==== SOURCE MATERIAL ====

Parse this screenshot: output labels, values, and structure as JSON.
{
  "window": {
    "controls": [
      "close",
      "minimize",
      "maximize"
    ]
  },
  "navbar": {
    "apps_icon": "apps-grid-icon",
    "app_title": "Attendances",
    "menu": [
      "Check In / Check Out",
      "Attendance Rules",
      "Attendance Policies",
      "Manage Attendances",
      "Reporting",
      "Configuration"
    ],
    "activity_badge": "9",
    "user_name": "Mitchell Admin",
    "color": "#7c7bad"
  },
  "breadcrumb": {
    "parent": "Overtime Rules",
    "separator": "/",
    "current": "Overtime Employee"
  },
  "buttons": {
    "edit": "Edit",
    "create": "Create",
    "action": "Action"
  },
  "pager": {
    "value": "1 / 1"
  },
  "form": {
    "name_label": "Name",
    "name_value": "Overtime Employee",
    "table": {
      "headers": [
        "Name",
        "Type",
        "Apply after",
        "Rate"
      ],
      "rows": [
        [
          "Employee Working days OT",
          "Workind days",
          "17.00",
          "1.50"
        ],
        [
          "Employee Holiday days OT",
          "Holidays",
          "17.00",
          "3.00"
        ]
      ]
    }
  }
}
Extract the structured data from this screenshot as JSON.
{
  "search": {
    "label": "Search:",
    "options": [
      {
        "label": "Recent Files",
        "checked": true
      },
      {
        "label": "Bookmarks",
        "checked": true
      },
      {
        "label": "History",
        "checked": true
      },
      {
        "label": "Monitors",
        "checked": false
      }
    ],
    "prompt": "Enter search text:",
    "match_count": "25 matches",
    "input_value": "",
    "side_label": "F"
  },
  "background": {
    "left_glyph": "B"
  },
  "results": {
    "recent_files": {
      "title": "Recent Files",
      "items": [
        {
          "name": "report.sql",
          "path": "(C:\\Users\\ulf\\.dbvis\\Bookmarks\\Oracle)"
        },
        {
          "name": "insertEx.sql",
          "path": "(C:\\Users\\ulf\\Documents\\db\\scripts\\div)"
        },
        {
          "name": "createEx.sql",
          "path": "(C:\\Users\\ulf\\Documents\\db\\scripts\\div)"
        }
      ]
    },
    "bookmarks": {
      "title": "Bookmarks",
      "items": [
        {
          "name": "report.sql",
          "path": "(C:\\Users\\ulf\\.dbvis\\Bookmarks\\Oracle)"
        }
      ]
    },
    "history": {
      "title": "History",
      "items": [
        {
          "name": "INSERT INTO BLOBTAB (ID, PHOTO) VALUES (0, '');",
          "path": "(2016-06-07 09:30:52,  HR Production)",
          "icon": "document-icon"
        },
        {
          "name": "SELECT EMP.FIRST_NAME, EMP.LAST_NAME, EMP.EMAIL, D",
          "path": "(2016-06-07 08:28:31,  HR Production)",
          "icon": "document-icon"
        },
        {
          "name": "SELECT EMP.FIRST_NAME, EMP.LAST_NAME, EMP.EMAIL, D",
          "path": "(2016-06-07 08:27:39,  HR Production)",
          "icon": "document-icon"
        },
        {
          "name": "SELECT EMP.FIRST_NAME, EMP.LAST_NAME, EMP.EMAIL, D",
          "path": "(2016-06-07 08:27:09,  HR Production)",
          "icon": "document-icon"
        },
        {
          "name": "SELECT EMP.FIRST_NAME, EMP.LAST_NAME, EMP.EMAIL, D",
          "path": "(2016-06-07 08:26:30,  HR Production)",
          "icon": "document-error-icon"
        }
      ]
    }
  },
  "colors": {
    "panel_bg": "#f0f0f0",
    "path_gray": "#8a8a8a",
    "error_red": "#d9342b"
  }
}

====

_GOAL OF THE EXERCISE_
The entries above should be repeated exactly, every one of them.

_RESULT OF THIS TASK_
Parse this screenshot: output labels, values, and structure as JSON.
{
  "window": {
    "controls": [
      "close",
      "minimize",
      "maximize"
    ]
  },
  "navbar": {
    "apps_icon": "apps-grid-icon",
    "app_title": "Attendances",
    "menu": [
      "Check In / Check Out",
      "Attendance Rules",
      "Attendance Policies",
      "Manage Attendances",
      "Reporting",
      "Configuration"
    ],
    "activity_badge": "9",
    "user_name": "Mitchell Admin",
    "color": "#7c7bad"
  },
  "breadcrumb": {
    "parent": "Overtime Rules",
    "separator": "/",
    "current": "Overtime Employee"
  },
  "buttons": {
    "edit": "Edit",
    "create": "Create",
    "action": "Action"
  },
  "pager": {
    "value": "1 / 1"
  },
  "form": {
    "name_label": "Name",
    "name_value": "Overtime Employee",
    "table": {
      "headers": [
        "Name",
        "Type",
        "Apply after",
        "Rate"
      ],
      "rows": [
        [
          "Employee Working days OT",
          "Workind days",
          "17.00",
          "1.50"
        ],
        [
          "Employee Holiday days OT",
          "Holidays",
          "17.00",
          "3.00"
        ]
      ]
    }
  }
}
Extract the structured data from this screenshot as JSON.
{
  "search": {
    "label": "Search:",
    "options": [
      {
        "label": "Recent Files",
        "checked": true
      },
      {
        "label": "Bookmarks",
        "checked": true
      },
      {
        "label": "History",
        "checked": true
      },
      {
        "label": "Monitors",
        "checked": false
      }
    ],
    "prompt": "Enter search text:",
    "match_count": "25 matches",
    "input_value": "",
    "side_label": "F"
  },
  "background": {
    "left_glyph": "B"
  },
  "results": {
    "recent_files": {
      "title": "Recent Files",
      "items": [
        {
          "name": "report.sql",
          "path": "(C:\\Users\\ulf\\.dbvis\\Bookmarks\\Oracle)"
        },
        {
          "name": "insertEx.sql",
          "path": "(C:\\Users\\ulf\\Documents\\db\\scripts\\div)"
        },
        {
          "name": "createEx.sql",
          "path": "(C:\\Users\\ulf\\Documents\\db\\scripts\\div)"
        }
      ]
    },
    "bookmarks": {
      "title": "Bookmarks",
      "items": [
        {
          "name": "report.sql",
          "path": "(C:\\Users\\ulf\\.dbvis\\Bookmarks\\Oracle)"
        }
      ]
    },
    "history": {
      "title": "History",
      "items": [
        {
          "name": "INSERT INTO BLOBTAB (ID, PHOTO) VALUES (0, '');",
          "path": "(2016-06-07 09:30:52,  HR Production)",
          "icon": "document-icon"
        },
        {
          "name": "SELECT EMP.FIRST_NAME, EMP.LAST_NAME, EMP.EMAIL, D",
          "path": "(2016-06-07 08:28:31,  HR Production)",
          "icon": "document-icon"
        },
        {
          "name": "SELECT EMP.FIRST_NAME, EMP.LAST_NAME, EMP.EMAIL, D",
          "path": "(2016-06-07 08:27:39,  HR Production)",
          "icon": "document-icon"
        },
        {
          "name": "SELECT EMP.FIRST_NAME, EMP.LAST_NAME, EMP.EMAIL, D",
          "path": "(2016-06-07 08:27:09,  HR Production)",
          "icon": "document-icon"
        },
        {
          "name": "SELECT EMP.FIRST_NAME, EMP.LAST_NAME, EMP.EMAIL, D",
          "path": "(2016-06-07 08:26:30,  HR Production)",
          "icon": "document-error-icon"
        }
      ]
    }
  },
  "colors": {
    "panel_bg": "#f0f0f0",
    "path_gray": "#8a8a8a",
    "error_red": "#d9342b"
  }
}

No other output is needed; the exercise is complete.